== Segment start ==

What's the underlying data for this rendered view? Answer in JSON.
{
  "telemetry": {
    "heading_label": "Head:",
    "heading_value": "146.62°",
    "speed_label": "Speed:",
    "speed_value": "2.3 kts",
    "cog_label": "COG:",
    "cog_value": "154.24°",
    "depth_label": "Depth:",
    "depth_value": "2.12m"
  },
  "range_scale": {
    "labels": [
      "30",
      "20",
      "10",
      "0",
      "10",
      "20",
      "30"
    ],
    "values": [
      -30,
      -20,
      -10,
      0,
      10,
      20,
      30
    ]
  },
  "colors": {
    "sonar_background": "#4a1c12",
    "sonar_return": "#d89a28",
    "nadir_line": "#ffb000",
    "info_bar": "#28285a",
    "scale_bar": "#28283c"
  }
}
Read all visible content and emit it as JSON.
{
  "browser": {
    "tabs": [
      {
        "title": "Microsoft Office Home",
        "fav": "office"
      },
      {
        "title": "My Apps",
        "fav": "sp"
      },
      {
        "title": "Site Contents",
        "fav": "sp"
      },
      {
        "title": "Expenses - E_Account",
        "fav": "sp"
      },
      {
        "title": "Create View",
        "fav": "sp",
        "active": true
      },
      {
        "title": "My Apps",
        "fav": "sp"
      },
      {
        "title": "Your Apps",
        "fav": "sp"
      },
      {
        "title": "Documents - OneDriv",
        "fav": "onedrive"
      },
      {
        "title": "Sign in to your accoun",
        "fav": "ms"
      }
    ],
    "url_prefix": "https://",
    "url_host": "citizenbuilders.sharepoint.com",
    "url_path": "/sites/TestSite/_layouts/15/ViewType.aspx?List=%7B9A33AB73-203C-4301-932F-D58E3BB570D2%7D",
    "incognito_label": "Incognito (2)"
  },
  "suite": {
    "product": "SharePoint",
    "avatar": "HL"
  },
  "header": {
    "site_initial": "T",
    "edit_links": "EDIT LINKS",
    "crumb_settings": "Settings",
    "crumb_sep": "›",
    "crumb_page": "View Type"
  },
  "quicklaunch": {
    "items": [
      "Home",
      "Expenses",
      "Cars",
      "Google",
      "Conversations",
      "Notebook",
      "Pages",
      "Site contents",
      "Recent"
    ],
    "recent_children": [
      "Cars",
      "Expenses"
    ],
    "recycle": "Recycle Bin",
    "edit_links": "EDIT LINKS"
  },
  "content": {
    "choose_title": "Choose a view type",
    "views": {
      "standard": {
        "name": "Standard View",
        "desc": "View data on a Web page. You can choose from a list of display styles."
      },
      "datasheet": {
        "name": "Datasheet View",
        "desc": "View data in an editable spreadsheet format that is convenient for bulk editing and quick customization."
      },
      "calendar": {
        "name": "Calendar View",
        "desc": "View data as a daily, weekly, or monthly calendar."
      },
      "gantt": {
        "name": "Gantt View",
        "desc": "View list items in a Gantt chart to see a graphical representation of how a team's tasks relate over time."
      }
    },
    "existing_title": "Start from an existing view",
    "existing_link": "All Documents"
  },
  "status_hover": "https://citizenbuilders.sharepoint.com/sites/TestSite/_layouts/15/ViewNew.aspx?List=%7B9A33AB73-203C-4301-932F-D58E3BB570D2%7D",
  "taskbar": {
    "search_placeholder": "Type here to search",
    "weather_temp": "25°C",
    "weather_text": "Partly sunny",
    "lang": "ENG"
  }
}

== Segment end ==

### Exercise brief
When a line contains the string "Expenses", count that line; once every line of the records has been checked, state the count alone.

### Exercise solution
3